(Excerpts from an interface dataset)
================
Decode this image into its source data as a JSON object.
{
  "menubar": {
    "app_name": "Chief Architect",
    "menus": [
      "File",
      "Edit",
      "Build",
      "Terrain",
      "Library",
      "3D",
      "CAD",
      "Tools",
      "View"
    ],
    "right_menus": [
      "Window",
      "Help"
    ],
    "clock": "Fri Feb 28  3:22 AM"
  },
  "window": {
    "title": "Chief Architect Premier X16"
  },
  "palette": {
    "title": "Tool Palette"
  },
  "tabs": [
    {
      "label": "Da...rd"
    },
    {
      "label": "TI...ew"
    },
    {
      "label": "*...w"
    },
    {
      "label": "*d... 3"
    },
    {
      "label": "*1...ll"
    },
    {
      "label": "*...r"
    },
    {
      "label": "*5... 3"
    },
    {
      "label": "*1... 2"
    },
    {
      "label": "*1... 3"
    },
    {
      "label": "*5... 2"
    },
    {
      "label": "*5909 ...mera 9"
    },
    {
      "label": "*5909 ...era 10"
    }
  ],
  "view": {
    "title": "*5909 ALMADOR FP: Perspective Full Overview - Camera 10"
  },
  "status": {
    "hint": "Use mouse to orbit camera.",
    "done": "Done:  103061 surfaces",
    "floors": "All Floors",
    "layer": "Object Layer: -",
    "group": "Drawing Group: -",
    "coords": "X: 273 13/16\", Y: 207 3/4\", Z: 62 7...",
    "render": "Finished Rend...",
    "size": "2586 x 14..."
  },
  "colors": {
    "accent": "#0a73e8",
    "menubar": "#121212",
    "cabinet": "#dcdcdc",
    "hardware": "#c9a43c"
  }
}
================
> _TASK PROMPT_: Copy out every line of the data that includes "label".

> _FINISHED TASK_:
      "label": "Da...rd"
      "label": "TI...ew"
      "label": "*...w"
      "label": "*d... 3"
      "label": "*1...ll"
      "label": "*...r"
      "label": "*5... 3"
      "label": "*1... 2"
      "label": "*1... 3"
      "label": "*5... 2"
      "label": "*5909 ...mera 9"
      "label": "*5909 ...era 10"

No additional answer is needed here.